Our Commonwealth is facing an issue that holds significant moral implications for all citizens. At this time there are two bills (HB 3320 and SB 1209) proposed in the Massachusetts legislature which have extreme consequences for the protection of life. These bills have been described as a means of protecting the provisions of the Supreme Court's 1973 decision in Roe v. Wade, but they go far beyond that decision and take us in dangerous directions. The bills are threatening to human life and dignity and should, in my judgement, be opposed even by those who support the Roe v. Wade decision.
The citizens of Massachusetts and their elected officials represent many faiths and also a secular position that does not embrace any particular religious tradition. I do not address the proposed legislation from a religious perspective but as an issue of human rights, in this case the right to life, as I also speak to other human rights issues such as welcoming immigrants to our country, supporting a strong social safety net for the poor and the call for racial justice. I do not seek to impose the Catholic Church's teachings on a diverse society but wish to help build a society which protects human life from its inception to natural death.
The purpose of the proposed legislation is clear: in a time when state law may become a central focus in the larger debate about abortion, these bills seek to extend current Massachusetts law in unnecessary and unjustified ways. Specifically, the proposed legislation would produce the following consequences:
- Allow abortion in Massachusetts during all nine months of pregnancy.
- Eliminate any requirement that even late-term abortions be performed in hospitals.
- Eliminate the requirement to make efforts to care for a child who survives an attempted abortion.
- Eliminate any requirement that a pregnant minor (under 18) have any adult consent (parental or through the courts) before undergoing an abortion.

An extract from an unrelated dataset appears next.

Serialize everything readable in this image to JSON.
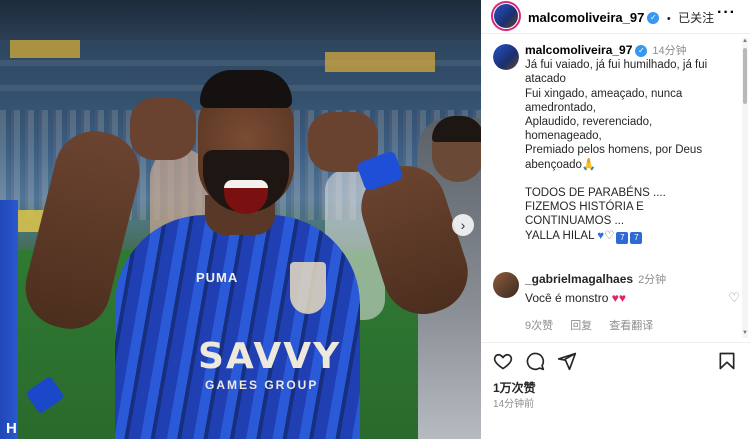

Collectively these changes have radical consequences for society. In the proposed legislation abortion is described as "any medical treatment intended to induce termination of a clinically diagnosable pregnancy except for the purpose of producing a live birth". There are many clinical procedures which can satisfactorily be described in purely medical terms. Abortion is not one of them. While the procedure has significant clinical dimensions, there is also a human reality that deserves more adequate recognition at any stage of development. By depersonalizing the reality, the legislation dehumanizes the decision faced by women, their families and physicians.
Prior to and following the 1973 Roe v. Wade decision the Church has tried to provide care, compassion and assistance to women in crisis pregnancies. The Archdiocese of Boston today sponsors Pregnancy Help to provide spiritual and material assistance to women facing difficult choices about abortion. We also sponsor Project Rachel, a retreat program for women seeking counsel and healing after abortion.
We do not seek to judge or blame individuals, particularly women and families faced with excruciatingly difficult pregnancies. Our objective is to consider the implications of the proposed legislation, which among its provisions removes any limits to abortion in the third trimester of pregnancy. The legislation is being advocated on the basis of complex and emotionally wrenching medical cases, but the implications of these laws without limits can lead far beyond the hard cases.
The proposed legislation (HB 3320 and SB 1209) presents all citizens of the Commonwealth with a serious moral question concerning the protection of human life. Legislators, I hope, will not presume that broad support in Massachusetts for legal abortion automatically translates into willingness on the part of the public to embrace the extreme provisions of these bills. These realities deserve our serious consideration with the highest convictions of what is right and our full compassion. And the unborn children who will be most directly impacted by the proposals deserve to have their lives protected.